I've been talking to parents and DDS management and caregivers about the dearth of programs in place ready to handle the behavioral challenges of autism. Group home? How does a boy who punches out windows live in one? Work at a grocery store? How does a girl who bites and hits work near customers? All roads lead to treatment and then prevention. Even among misfits we're misfits. And that's painful to admit. And likely to land me in hot water - heck, throw me a tea bag and we'll call me Oolong. For parents whose kids have behaviors like biting, hitting, kicking - how and where do we find help to curtail those behaviors? In a six year old they are barely tolerable - in a 26 year old they may be life threatening due to chemical and physical restraint. It's a grim picture. As we say on Twitter, #feelautismyet? KS

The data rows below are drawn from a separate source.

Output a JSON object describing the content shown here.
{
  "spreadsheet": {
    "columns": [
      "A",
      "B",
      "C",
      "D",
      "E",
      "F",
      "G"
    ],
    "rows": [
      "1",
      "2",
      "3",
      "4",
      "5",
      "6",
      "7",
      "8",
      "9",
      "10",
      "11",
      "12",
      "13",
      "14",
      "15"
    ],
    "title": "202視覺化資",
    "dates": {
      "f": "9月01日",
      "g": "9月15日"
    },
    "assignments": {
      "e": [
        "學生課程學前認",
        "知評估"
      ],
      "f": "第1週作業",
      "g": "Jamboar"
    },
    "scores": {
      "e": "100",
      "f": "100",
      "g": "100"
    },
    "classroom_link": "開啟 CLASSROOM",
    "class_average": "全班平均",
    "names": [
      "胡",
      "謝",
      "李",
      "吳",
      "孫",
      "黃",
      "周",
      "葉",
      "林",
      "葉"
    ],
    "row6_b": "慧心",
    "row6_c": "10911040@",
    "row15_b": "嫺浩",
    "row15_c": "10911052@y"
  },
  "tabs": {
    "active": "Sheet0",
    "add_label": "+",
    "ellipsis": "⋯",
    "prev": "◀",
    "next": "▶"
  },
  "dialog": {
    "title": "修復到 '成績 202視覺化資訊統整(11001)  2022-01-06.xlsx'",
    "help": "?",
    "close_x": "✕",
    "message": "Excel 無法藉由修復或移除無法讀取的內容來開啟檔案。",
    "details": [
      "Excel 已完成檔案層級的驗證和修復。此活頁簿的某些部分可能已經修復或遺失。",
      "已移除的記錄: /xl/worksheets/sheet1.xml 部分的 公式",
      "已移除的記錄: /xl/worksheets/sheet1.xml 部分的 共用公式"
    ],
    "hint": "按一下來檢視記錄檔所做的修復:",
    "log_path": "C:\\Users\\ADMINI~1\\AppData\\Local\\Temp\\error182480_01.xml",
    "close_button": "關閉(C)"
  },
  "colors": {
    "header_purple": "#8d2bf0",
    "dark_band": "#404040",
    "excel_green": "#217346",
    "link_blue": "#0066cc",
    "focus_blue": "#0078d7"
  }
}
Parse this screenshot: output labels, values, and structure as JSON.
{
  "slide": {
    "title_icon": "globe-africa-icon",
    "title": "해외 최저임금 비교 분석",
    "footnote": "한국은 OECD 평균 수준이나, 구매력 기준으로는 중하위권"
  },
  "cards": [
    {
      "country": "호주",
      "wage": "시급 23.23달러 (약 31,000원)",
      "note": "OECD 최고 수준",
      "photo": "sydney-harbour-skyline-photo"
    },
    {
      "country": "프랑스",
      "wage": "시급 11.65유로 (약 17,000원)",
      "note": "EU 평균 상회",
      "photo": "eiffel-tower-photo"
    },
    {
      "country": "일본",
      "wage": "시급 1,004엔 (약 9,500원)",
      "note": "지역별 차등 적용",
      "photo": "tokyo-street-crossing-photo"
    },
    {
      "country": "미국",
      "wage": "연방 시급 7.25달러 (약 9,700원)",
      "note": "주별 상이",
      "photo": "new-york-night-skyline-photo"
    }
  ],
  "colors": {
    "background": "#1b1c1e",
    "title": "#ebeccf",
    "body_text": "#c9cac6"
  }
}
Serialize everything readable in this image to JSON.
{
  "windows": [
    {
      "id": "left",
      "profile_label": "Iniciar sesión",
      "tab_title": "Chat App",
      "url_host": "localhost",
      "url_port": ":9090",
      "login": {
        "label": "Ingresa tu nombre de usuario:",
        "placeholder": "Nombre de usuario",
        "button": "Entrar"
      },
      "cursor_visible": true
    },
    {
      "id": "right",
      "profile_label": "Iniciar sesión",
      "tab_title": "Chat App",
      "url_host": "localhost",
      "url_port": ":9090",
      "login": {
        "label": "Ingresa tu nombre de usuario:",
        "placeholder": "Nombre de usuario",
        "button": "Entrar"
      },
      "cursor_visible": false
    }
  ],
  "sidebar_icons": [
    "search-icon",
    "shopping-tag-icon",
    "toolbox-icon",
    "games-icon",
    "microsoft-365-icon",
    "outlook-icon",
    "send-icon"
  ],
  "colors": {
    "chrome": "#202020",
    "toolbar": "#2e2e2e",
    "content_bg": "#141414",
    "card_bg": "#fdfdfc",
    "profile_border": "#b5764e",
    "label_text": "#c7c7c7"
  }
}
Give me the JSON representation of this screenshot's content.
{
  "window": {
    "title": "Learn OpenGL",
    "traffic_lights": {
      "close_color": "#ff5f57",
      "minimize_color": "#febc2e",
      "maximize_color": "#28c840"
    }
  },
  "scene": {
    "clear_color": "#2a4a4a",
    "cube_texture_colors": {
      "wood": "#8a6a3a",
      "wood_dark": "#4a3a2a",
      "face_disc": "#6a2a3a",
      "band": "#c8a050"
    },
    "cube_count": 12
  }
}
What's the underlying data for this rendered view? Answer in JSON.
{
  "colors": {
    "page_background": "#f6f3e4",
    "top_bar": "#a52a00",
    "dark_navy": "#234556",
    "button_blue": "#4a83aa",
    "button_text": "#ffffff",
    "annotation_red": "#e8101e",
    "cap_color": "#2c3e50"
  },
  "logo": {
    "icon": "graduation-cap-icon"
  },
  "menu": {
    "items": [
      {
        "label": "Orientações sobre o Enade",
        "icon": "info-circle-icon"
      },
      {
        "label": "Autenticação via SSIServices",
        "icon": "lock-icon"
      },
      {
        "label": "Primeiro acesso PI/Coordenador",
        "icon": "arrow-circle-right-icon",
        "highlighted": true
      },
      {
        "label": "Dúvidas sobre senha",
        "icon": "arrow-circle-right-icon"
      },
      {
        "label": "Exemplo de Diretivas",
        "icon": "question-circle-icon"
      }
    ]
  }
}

Read the full story of a girl named Natalie who was asked to leave a charter school for behaviorally challenged kids in ONE day. To be fair, we don't know if the child was a right fit for the school, though one would hope that there had been meetings and introductions and an honest appraisal of "behaviors" from Mom and/or Dad to the staff. Perhaps we'll learn more in a future article. In the meantime, read the Orlando Sentinel for the full article. Excerpt below.
Kerlin Fedee thought she had found the perfect fit for her daughter — a school dedicated to the needs of young children with behavioral problems.
"They said they would be able to help her and would love to have her," Fedee said.
Natalie, a first grader, sometimes bites, kicks and spits, especially in a new situation. She has autism and attention deficit hyperactivity disorder.